The First 48 Hours… After Losing Your Pet

By September 12, 2016Pet Health & Safety

It’s happens to many people and it doesn’t make you a bad owner. There are many reasons why your pet could have gotten lost. Loud noises. Chasing the mail deliverer. Maybe he saw another animal. The scenario’s are endless. But instead of beating yourself up over it, you should focus on finding your lost buddy. The first few hours after your pet has gone missing are the most important since they’re probably still in a close proximity of your house or where you left them last. Chances are that their running away wasn’t intentional and they’re just as scared as you are. Here are some steps you should take to help find your animal.

Search your neighborhood and call your neighbors

Majority of people who lose their pet are able to locate them just by driving around the neighborhood. Your pet couldn’t have gotten very far in a short amount of time. While you’re driving or walking make sure to call out their name. It’s a good idea to bring treats or a squeaky toy to coax them. If you have your neighbors phone number, call them and ask if they had spotted them or would mind helping you look. The more people you have looking in different directions, the better your chances are.

Call any shelters and veterinarian clinics

If someone who was driving by and saw your lost pet (without a tag and a phone number) there is a chance that they decided to pick them up and take them to a vet clinic or dog humane society. If your pet was chipped, any vet or humane society will contact you and let you know they have found them. If not, you should look up and call all nearby places that could potentially have them.

Make posters and signs

While making these signs keep it simple. The main focus on your sign should be a clear picture of your pet. After spotting the sign, most people should know the purpose of it so putting “LOST” in big bold letters isn’t really necessary. Although, the sign should still have the word Lost somewhere on it. Another important piece of information to have on the sign is your contact information. Whether you decide to include a reward is up to you. The most important places to distribute your signs is within your neighborhood and any surrounding ones. Other places to put your signs could be any nearby vet clinics, humane societies and local businesses.

Place a “Lost Dog” ad in your local newspaper

Most of these ads are free but the sooner you get this out the better. There are chances that if someone has your dog they might not have seen the signs you distributed.

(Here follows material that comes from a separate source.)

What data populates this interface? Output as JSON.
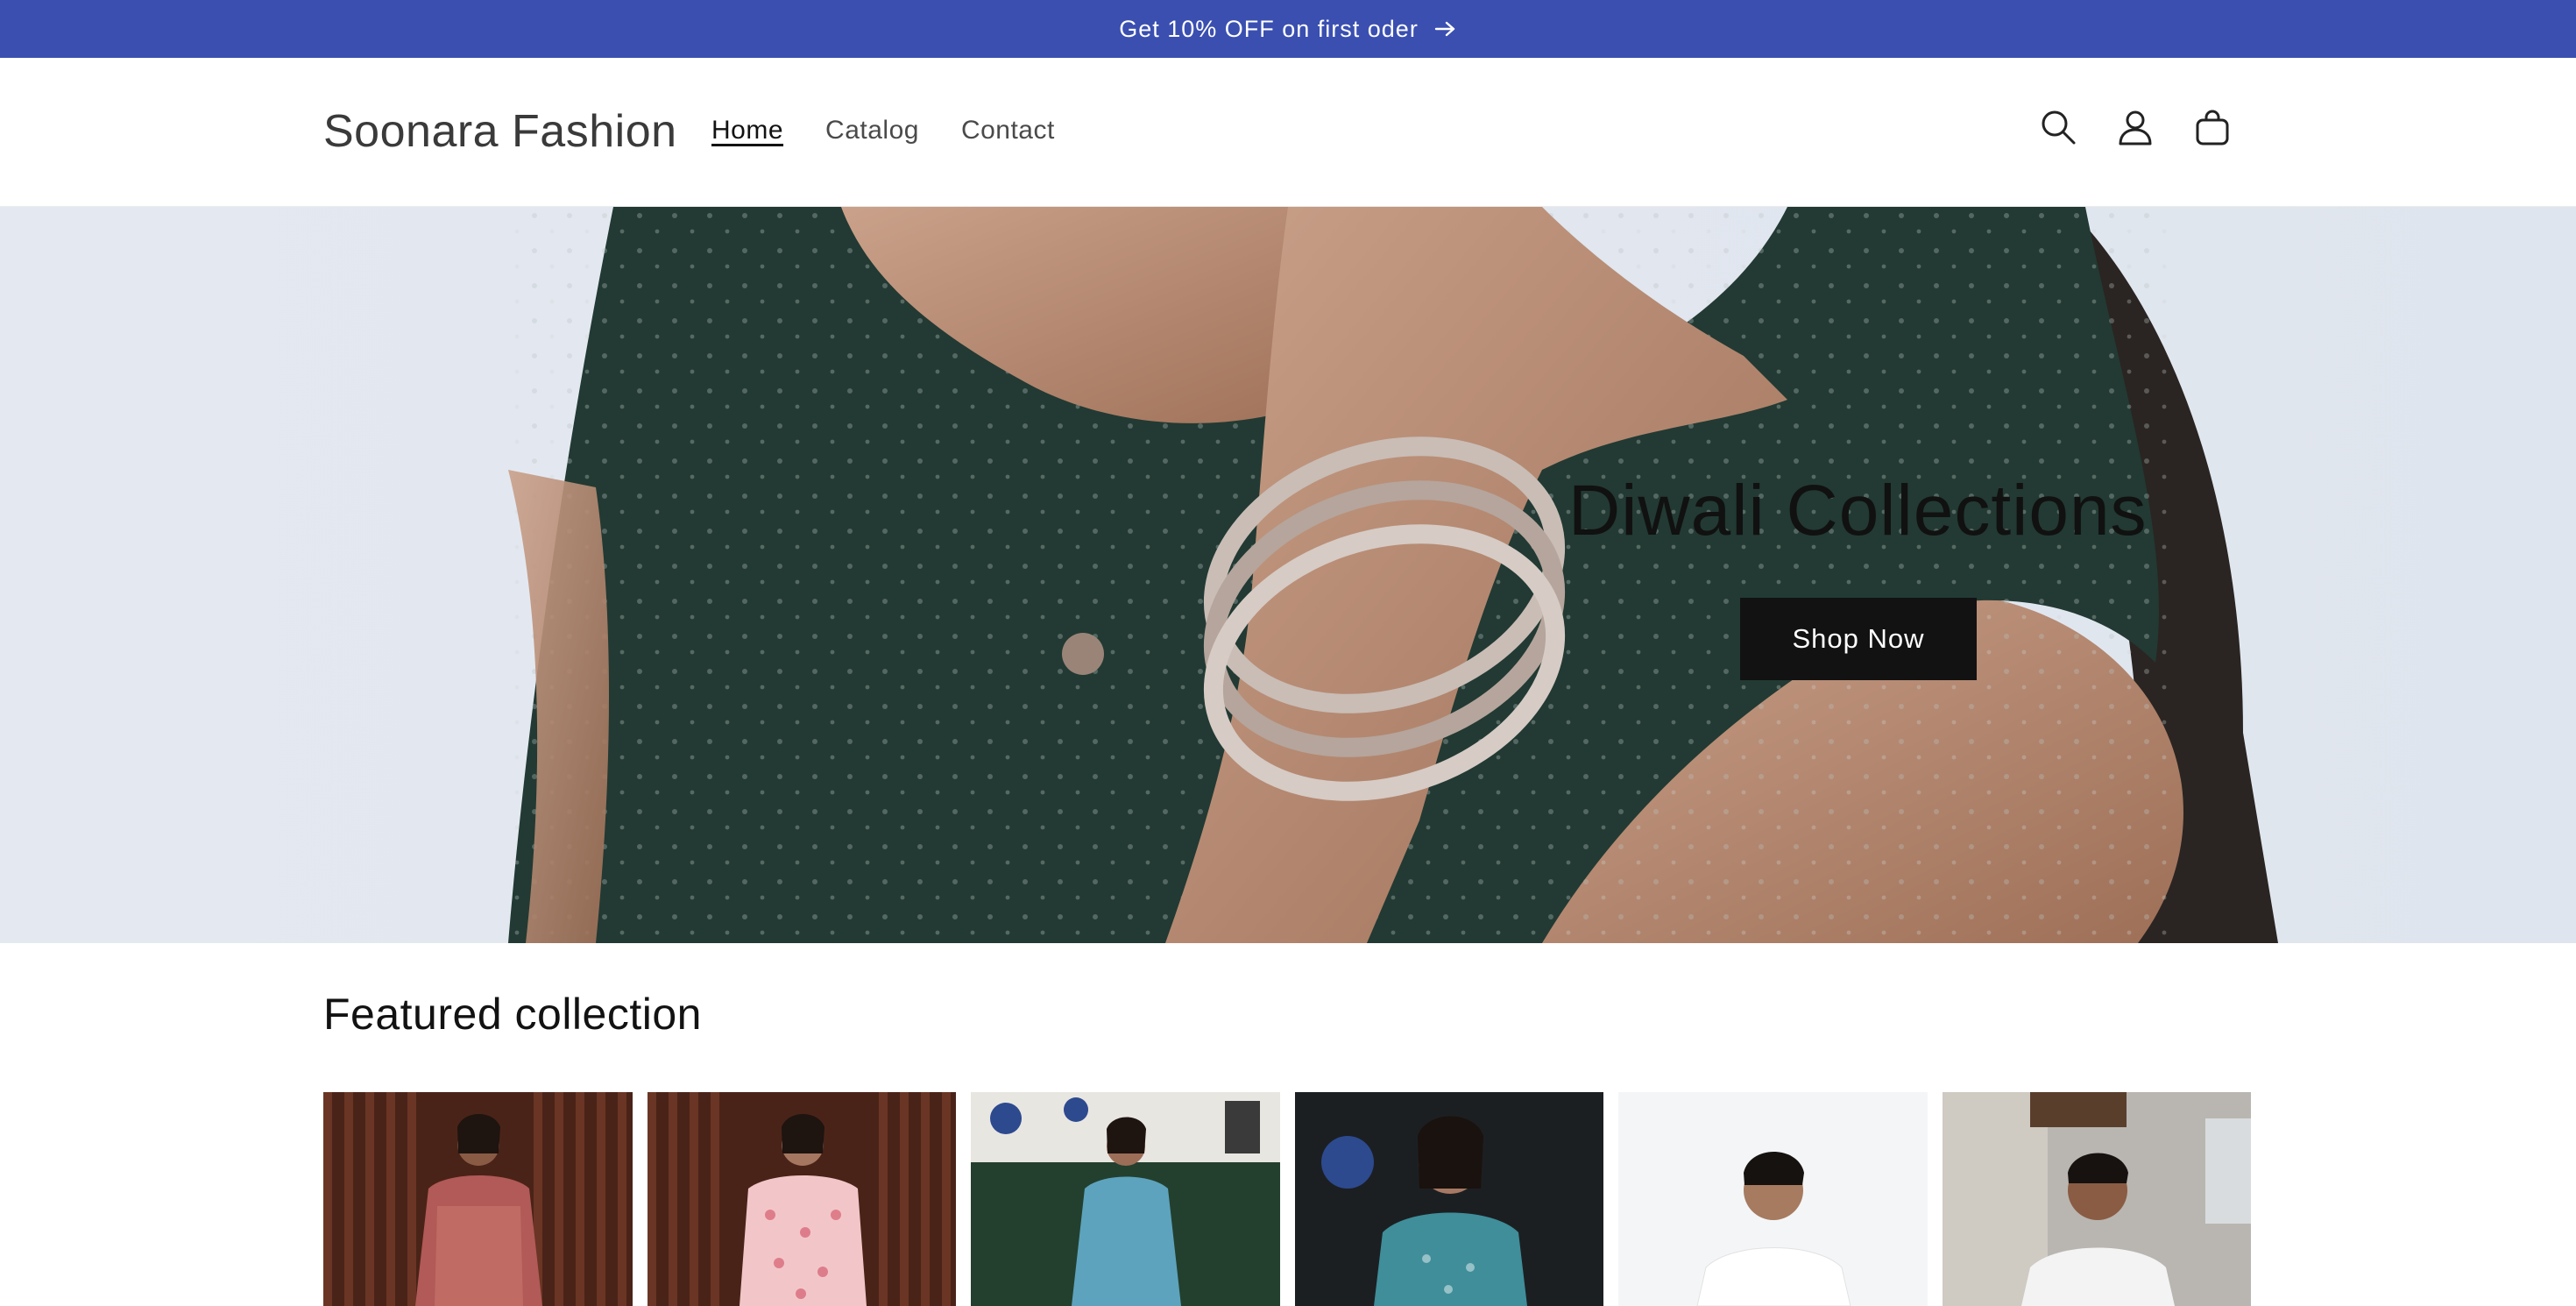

Placing an ad in the community or local newspaper will help reach more people. For instance, maybe the person who found your pet didn’t see the ad, but their spouse or friend did.